= Beginning of Section =

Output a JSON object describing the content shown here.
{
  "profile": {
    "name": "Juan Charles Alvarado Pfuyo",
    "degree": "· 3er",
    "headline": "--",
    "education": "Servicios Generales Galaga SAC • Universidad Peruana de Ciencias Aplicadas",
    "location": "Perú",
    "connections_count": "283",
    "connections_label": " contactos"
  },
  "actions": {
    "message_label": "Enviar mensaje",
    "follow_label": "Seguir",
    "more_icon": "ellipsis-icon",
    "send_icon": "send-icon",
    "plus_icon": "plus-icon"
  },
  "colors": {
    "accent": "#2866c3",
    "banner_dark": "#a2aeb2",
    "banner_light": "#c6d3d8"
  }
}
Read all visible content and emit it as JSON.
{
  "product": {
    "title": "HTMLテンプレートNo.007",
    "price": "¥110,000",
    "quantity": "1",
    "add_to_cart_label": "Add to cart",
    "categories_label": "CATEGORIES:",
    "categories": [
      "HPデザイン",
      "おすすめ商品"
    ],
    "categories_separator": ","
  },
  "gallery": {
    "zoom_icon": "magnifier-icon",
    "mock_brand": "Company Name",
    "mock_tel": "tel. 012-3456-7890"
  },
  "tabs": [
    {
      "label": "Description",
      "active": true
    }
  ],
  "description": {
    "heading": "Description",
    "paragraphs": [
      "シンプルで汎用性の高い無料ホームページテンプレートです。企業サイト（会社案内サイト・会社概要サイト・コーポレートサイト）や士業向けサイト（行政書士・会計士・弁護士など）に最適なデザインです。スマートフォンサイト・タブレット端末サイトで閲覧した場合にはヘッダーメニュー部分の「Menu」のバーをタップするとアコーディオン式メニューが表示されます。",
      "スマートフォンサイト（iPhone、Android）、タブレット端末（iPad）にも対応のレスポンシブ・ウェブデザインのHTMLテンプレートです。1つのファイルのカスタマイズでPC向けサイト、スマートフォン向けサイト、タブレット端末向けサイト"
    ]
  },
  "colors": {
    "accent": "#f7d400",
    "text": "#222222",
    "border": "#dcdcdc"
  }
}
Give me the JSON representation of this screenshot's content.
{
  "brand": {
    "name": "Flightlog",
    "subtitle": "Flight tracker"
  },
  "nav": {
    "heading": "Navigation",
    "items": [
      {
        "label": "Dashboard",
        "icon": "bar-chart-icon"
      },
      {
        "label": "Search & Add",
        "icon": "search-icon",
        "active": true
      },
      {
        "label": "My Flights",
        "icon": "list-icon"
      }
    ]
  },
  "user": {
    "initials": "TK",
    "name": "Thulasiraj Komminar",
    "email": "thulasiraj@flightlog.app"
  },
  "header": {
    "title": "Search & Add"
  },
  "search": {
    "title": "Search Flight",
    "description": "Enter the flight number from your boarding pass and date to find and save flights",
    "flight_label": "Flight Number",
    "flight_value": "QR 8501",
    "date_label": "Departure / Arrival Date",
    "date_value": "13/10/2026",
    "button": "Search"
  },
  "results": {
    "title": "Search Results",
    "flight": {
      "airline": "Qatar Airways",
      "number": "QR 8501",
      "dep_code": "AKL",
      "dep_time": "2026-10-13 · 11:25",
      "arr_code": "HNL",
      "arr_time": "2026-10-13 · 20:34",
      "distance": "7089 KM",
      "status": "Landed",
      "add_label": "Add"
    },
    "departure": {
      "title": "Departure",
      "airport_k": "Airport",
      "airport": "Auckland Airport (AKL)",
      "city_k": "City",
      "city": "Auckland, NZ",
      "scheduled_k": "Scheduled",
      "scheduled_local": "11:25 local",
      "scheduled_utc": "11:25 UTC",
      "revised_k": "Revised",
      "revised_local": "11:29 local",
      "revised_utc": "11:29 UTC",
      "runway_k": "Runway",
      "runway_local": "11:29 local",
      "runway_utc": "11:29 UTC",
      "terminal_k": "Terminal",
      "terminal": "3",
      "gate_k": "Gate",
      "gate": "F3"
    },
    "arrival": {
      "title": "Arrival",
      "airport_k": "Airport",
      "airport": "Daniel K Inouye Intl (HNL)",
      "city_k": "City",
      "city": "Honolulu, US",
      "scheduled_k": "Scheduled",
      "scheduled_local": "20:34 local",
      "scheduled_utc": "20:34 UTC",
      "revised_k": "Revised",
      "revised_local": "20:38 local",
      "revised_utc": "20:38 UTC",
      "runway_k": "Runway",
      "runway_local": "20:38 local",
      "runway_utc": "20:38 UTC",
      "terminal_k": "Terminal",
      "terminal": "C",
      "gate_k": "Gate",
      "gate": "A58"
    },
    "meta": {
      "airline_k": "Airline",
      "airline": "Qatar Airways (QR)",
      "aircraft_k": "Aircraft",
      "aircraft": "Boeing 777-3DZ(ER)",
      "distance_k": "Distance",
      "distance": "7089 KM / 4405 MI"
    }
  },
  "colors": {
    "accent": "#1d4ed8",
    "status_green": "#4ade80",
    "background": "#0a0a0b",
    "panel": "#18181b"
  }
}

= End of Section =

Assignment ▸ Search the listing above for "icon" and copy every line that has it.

Solution to the exercise ▸
    "more_icon": "ellipsis-icon",
    "send_icon": "send-icon",
    "plus_icon": "plus-icon"
    "zoom_icon": "magnifier-icon",
        "icon": "bar-chart-icon"
        "icon": "search-icon",
        "icon": "list-icon"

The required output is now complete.